But the part that really caught my eye, and is at the same time encouraging and challenging to atheists:

Using his group as a sort of laboratory, Epstein plans to spend the next three years investigating how humanist groups should function.

“People get a lot of benefits from their religious communities including profound ways of filling existential needs, like commemorating significant events in their lives,’’ said James Croft, a doctoral student at Harvard Graduate School of Education who is heavily involved with the Humanist Community Project. “Just because they leave behind their religious beliefs doesn’t mean they stop having those needs.

“But secular society has not yet come up with a way to give them moments of significance with the same level of beauty and care that goes into religious ceremonies. That is a big gap.’’

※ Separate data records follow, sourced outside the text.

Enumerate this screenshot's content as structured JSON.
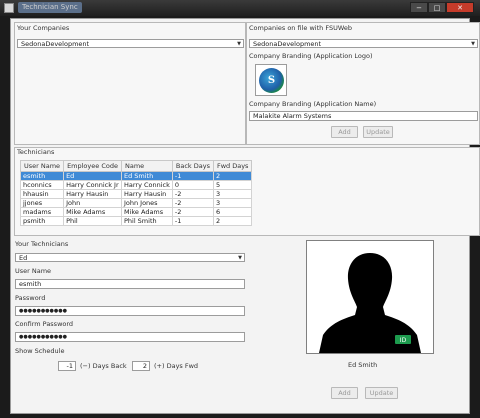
{
  "window": {
    "title": "Technician Sync",
    "min": "−",
    "max": "□",
    "close": "✕"
  },
  "your_companies": {
    "label": "Your Companies",
    "selected": "SedonaDevelopment"
  },
  "fsu": {
    "label": "Companies on file with FSUWeb",
    "selected": "SedonaDevelopment",
    "logo_label": "Company Branding (Application Logo)",
    "logo_letter": "S",
    "name_label": "Company Branding (Application Name)",
    "name_value": "Malakite Alarm Systems",
    "add": "Add",
    "update": "Update"
  },
  "technicians": {
    "label": "Technicians",
    "columns": [
      "User Name",
      "Employee Code",
      "Name",
      "Back Days",
      "Fwd Days"
    ],
    "rows": [
      [
        "esmith",
        "Ed",
        "Ed Smith",
        "-1",
        "2"
      ],
      [
        "hconnics",
        "Harry Connick Jr",
        "Harry Connick",
        "0",
        "5"
      ],
      [
        "hhausin",
        "Harry Hausin",
        "Harry Hausin",
        "-2",
        "3"
      ],
      [
        "jjones",
        "John",
        "John Jones",
        "-2",
        "3"
      ],
      [
        "madams",
        "Mike Adams",
        "Mike Adams",
        "-2",
        "6"
      ],
      [
        "psmith",
        "Phil",
        "Phil Smith",
        "-1",
        "2"
      ]
    ],
    "selected_row": 0
  },
  "your_technicians": {
    "label": "Your Technicians",
    "selected": "Ed",
    "username_label": "User Name",
    "username_value": "esmith",
    "password_label": "Password",
    "password_value": "●●●●●●●●●●●",
    "confirm_label": "Confirm Password",
    "confirm_value": "●●●●●●●●●●●",
    "schedule_label": "Show Schedule",
    "back_value": "-1",
    "back_label": "(−) Days Back",
    "fwd_value": "2",
    "fwd_label": "(+) Days Fwd"
  },
  "photo": {
    "caption": "Ed Smith",
    "badge": "ID"
  },
  "bottom": {
    "add": "Add",
    "update": "Update"
  },
  "colors": {
    "selection": "#3f8ad6",
    "close_button": "#c53b2a"
  }
}
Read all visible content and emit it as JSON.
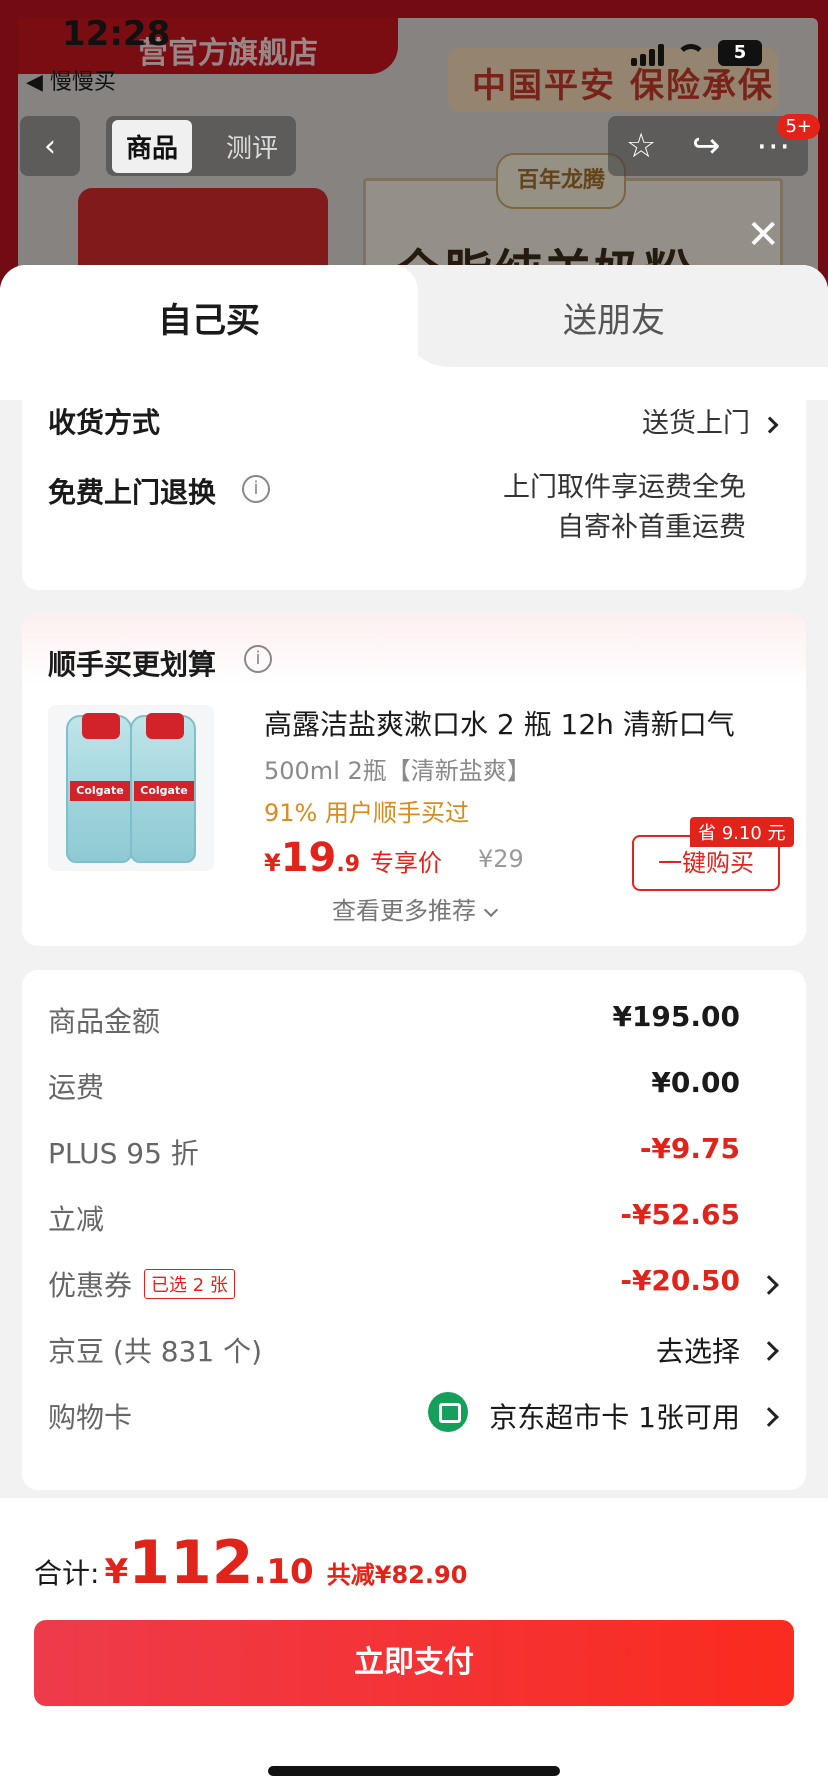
{
  "status_bar": {
    "time": "12:28",
    "back_app": "◀ 慢慢买",
    "battery": "5"
  },
  "background_page": {
    "store_name": "营官方旗舰店",
    "insurance_banner": "中国平安 保险承保",
    "product_brand": "百年龙腾",
    "product_title": "全脂纯羊奶粉",
    "nav_tabs": [
      "商品",
      "测评"
    ],
    "nav_badge": "5+"
  },
  "sheet": {
    "tabs": {
      "self": "自己买",
      "gift": "送朋友"
    },
    "shipping": {
      "method_label": "收货方式",
      "method_value": "送货上门",
      "return_label": "免费上门退换",
      "return_line1": "上门取件享运费全免",
      "return_line2": "自寄补首重运费"
    },
    "recommend": {
      "title": "顺手买更划算",
      "product_name": "高露洁盐爽漱口水 2 瓶 12h 清新口气",
      "spec": "500ml 2瓶【清新盐爽】",
      "bought_rate": "91% 用户顺手买过",
      "price_currency": "¥",
      "price_int": "19",
      "price_dec": ".9",
      "price_tag": "专享价",
      "orig_price": "¥29",
      "save_badge": "省 9.10 元",
      "buy_button": "一键购买",
      "more": "查看更多推荐",
      "bottle_brand": "Colgate"
    },
    "summary": {
      "rows": [
        {
          "label": "商品金额",
          "value": "¥195.00"
        },
        {
          "label": "运费",
          "value": "¥0.00"
        },
        {
          "label": "PLUS 95 折",
          "value": "-¥9.75"
        },
        {
          "label": "立减",
          "value": "-¥52.65"
        },
        {
          "label": "优惠券",
          "chip": "已选 2 张",
          "value": "-¥20.50"
        },
        {
          "label": "京豆 (共 831 个)",
          "value": "去选择"
        },
        {
          "label": "购物卡",
          "value": "京东超市卡  1张可用"
        }
      ]
    }
  },
  "footer": {
    "total_label": "合计:",
    "currency": "¥",
    "total_int": "112",
    "total_dec": ".10",
    "total_save": "共减¥82.90",
    "pay_button": "立即支付"
  },
  "colors": {
    "accent_red": "#e2231a",
    "pay_gradient_start": "#ee3b4b",
    "pay_gradient_end": "#fa2b1f",
    "bought_orange": "#d98c1b"
  }
}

To me, it’s great news that Epstein will be working on discovering more effective organizational methods for secular groups. There are a lot of people out there who really are not believers, but they cling to their respective religions because they’re afraid of losing the many (very real) benefits which come about as being part of a community. Atheists have comparatively underdeveloped social support networks and far less extensive community organizational structures than organized religion tends to have.

We can, and need to do better.

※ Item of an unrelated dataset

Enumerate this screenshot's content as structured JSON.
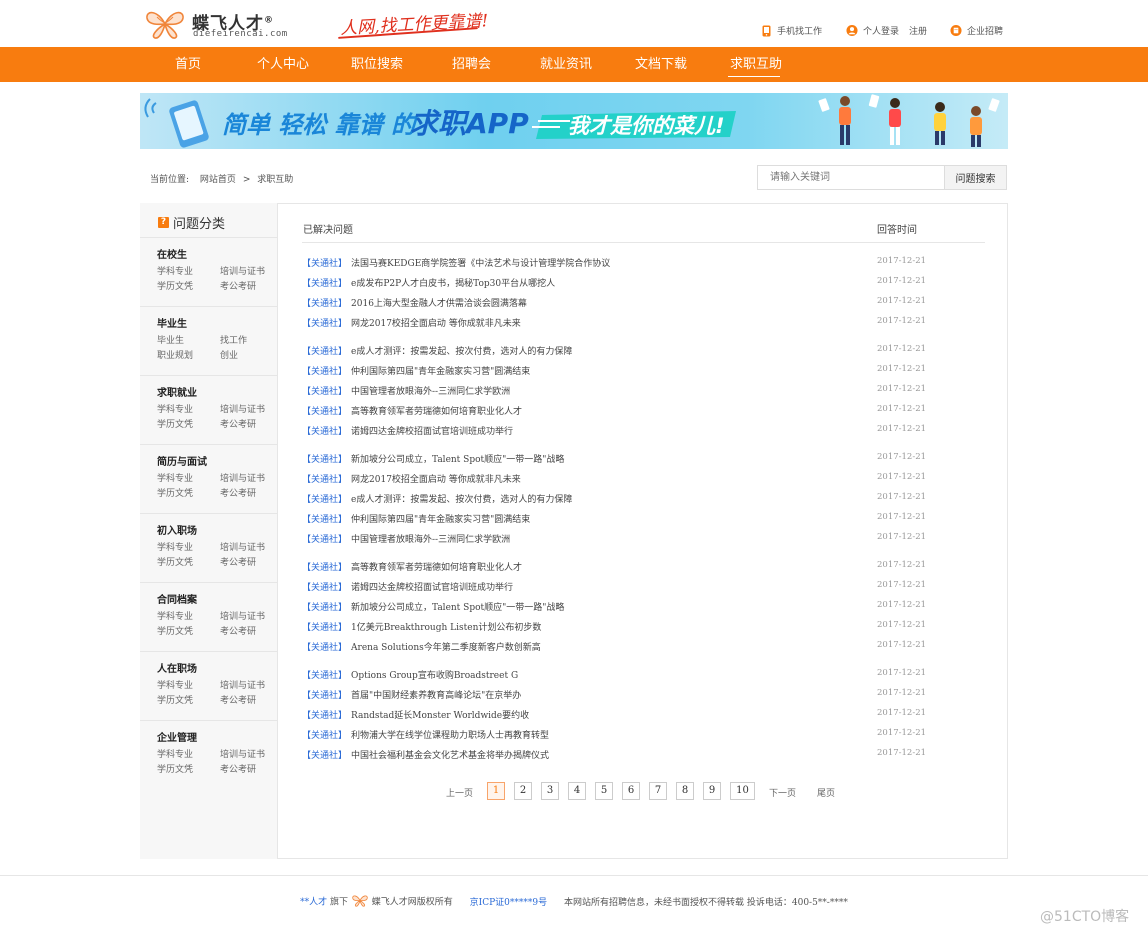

But many atheists tend not to be joiners as a general practice, or have a certain distrust of the more negative aspects of group dynamics such as peer pressure to conform. In fact, for many who left the religions they grew up with, possessing those instincts was a large part of their deconversion.

So there are two forces pulling in opposite directions which the atheist community needs to reconcile. Pulling one way, the need to organize if we are to establish strong, supportive communities which can serve as foundations for humanitarian efforts, venues for networking with people who share similar values, and importantly, establish political clout to defend the separation of church and state, keep religion out of science classrooms, and demand fair representation and rights for nonbelievers. Pulling in the opposite direction, the fact that many of us happen to be fairly individualistic, wary of group think, anti-authoritarian, and (keeping it real) argumentative.

I don’t think these two sides are beyond reconciliation. Working towards a better understanding of what works and what doesn’t when it comes to organizing atheists should reap some real rewards in the future.